• TASK DETAILS:
Please tally the lines of the listing that hold the string "watermark", and reply with that total only.

*** Block opens ***

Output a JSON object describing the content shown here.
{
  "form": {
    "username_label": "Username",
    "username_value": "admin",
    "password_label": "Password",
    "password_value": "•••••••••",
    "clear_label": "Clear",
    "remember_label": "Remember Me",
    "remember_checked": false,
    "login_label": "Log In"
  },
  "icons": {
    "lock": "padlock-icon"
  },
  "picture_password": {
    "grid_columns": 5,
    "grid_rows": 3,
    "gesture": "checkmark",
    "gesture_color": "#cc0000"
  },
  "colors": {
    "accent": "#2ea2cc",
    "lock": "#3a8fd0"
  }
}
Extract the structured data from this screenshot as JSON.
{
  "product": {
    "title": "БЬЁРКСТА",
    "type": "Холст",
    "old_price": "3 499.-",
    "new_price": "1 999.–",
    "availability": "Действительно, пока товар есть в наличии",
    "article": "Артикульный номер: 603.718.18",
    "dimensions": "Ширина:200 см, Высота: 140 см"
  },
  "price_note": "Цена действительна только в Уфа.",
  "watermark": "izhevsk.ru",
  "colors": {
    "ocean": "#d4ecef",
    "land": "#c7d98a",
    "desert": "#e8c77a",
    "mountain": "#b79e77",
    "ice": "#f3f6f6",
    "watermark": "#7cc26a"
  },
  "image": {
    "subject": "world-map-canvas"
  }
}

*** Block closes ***
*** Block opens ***

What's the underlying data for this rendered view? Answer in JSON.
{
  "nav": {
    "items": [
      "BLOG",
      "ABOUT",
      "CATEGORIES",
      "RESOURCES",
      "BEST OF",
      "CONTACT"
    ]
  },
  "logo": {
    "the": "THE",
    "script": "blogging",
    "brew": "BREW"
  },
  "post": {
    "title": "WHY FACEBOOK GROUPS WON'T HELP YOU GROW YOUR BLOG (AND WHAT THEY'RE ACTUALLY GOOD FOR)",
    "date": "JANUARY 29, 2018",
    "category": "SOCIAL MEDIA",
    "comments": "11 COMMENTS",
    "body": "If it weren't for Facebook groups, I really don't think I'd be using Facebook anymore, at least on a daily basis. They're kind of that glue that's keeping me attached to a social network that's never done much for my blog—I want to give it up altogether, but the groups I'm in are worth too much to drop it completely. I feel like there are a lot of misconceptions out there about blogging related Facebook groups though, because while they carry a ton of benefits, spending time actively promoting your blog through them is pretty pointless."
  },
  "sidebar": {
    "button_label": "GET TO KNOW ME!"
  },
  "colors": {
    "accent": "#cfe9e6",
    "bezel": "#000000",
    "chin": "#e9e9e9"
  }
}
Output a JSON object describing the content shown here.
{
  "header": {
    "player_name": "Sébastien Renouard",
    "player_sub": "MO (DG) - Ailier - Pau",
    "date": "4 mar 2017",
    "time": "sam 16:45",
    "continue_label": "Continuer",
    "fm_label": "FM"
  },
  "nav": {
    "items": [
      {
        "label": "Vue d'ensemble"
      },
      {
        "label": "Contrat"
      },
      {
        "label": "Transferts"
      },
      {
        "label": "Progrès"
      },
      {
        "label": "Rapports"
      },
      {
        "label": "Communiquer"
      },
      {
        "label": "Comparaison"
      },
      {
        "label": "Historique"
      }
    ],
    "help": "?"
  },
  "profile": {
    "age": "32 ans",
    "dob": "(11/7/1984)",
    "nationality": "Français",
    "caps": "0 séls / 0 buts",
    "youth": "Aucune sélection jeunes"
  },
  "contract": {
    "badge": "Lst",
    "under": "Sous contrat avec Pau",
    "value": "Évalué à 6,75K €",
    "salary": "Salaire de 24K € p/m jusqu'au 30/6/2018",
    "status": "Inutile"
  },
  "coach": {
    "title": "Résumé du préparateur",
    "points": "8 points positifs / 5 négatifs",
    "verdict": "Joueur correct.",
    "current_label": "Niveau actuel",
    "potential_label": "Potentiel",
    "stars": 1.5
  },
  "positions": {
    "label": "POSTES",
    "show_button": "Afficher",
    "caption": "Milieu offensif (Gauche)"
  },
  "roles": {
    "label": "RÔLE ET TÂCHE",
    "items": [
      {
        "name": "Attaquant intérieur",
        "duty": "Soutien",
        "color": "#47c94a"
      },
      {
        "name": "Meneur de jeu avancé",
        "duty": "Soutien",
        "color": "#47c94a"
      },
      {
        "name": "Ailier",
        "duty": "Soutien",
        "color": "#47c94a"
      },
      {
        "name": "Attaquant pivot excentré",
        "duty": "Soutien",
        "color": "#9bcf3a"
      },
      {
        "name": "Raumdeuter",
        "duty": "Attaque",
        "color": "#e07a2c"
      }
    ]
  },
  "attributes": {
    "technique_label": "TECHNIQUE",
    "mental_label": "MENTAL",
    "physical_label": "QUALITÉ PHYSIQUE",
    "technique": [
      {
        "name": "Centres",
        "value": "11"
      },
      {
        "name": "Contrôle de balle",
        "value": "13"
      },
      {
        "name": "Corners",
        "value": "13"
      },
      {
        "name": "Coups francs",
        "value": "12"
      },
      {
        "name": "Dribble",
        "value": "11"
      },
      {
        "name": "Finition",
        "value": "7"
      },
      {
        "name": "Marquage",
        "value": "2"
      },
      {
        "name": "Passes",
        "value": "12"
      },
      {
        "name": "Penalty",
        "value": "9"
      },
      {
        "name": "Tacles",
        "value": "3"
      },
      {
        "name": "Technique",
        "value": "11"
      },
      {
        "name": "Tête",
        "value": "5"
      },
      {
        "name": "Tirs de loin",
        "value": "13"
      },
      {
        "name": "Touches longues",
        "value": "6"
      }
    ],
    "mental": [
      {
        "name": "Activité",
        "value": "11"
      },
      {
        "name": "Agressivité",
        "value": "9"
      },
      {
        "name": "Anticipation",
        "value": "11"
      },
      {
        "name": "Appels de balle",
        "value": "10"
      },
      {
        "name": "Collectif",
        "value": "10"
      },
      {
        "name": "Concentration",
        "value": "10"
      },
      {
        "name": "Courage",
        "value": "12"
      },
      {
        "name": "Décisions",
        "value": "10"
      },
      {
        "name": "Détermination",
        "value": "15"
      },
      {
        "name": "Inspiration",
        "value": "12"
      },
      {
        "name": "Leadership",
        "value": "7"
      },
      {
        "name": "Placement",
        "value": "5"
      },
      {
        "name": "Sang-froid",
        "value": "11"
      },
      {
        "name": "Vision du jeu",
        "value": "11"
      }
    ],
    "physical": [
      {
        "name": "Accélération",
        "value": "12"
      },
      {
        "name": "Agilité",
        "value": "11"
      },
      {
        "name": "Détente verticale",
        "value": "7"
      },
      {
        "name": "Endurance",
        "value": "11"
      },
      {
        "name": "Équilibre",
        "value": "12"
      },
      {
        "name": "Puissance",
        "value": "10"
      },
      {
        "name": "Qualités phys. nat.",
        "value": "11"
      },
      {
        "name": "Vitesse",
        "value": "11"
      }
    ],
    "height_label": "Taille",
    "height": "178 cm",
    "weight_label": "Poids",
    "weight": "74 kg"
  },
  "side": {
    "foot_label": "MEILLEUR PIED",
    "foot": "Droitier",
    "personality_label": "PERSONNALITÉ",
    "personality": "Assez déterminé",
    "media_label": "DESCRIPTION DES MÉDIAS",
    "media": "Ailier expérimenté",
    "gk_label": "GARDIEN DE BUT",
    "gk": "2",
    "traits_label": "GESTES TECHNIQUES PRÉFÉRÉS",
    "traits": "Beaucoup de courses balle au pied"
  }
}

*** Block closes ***

• RESULT OF THE EXERCISE:
2